(Stored items)
##############################

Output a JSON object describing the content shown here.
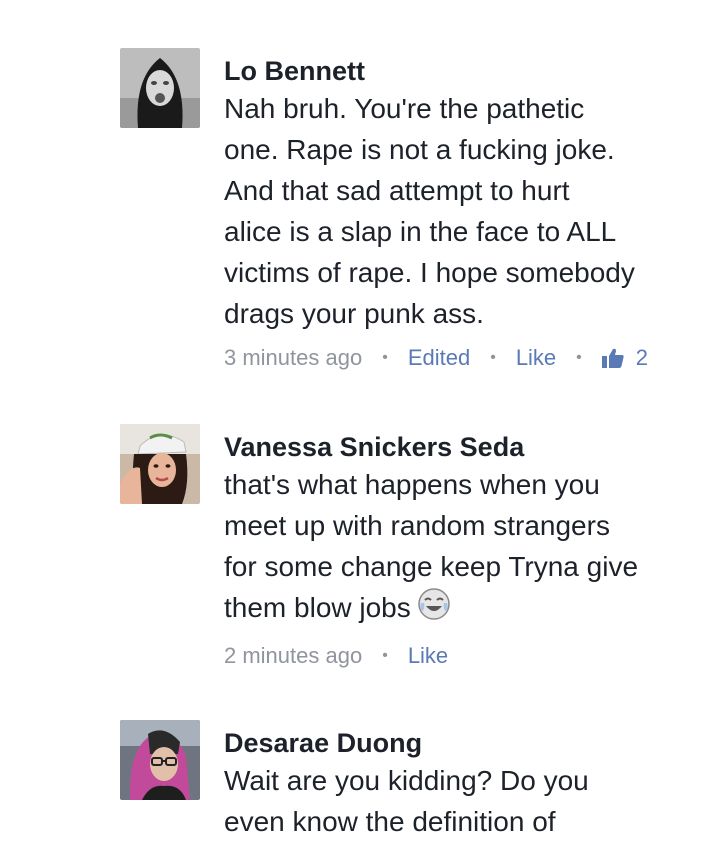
{
  "comments": [
    {
      "author": "Lo Bennett",
      "lines": [
        "Nah bruh. You're the pathetic",
        "one. Rape is not a fucking joke.",
        "And that sad attempt to hurt",
        "alice is a slap in the face to ALL",
        "victims of rape. I hope somebody",
        "drags your punk ass."
      ],
      "time": "3 minutes ago",
      "edited": "Edited",
      "like": "Like",
      "like_count": "2"
    },
    {
      "author": "Vanessa Snickers Seda",
      "lines": [
        "that's what happens when you",
        "meet up with random strangers",
        "for some change keep Tryna give",
        "them blow jobs"
      ],
      "emoji": "face-with-tears-of-joy-icon",
      "time": "2 minutes ago",
      "like": "Like"
    },
    {
      "author": "Desarae Duong",
      "lines": [
        "Wait are you kidding? Do you",
        "even know the definition of"
      ]
    }
  ],
  "colors": {
    "name": "#1d2129",
    "meta": "#90949c",
    "link": "#5a7ab6"
  }
}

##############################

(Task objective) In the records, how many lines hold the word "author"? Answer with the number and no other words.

(Response to the exercise) 3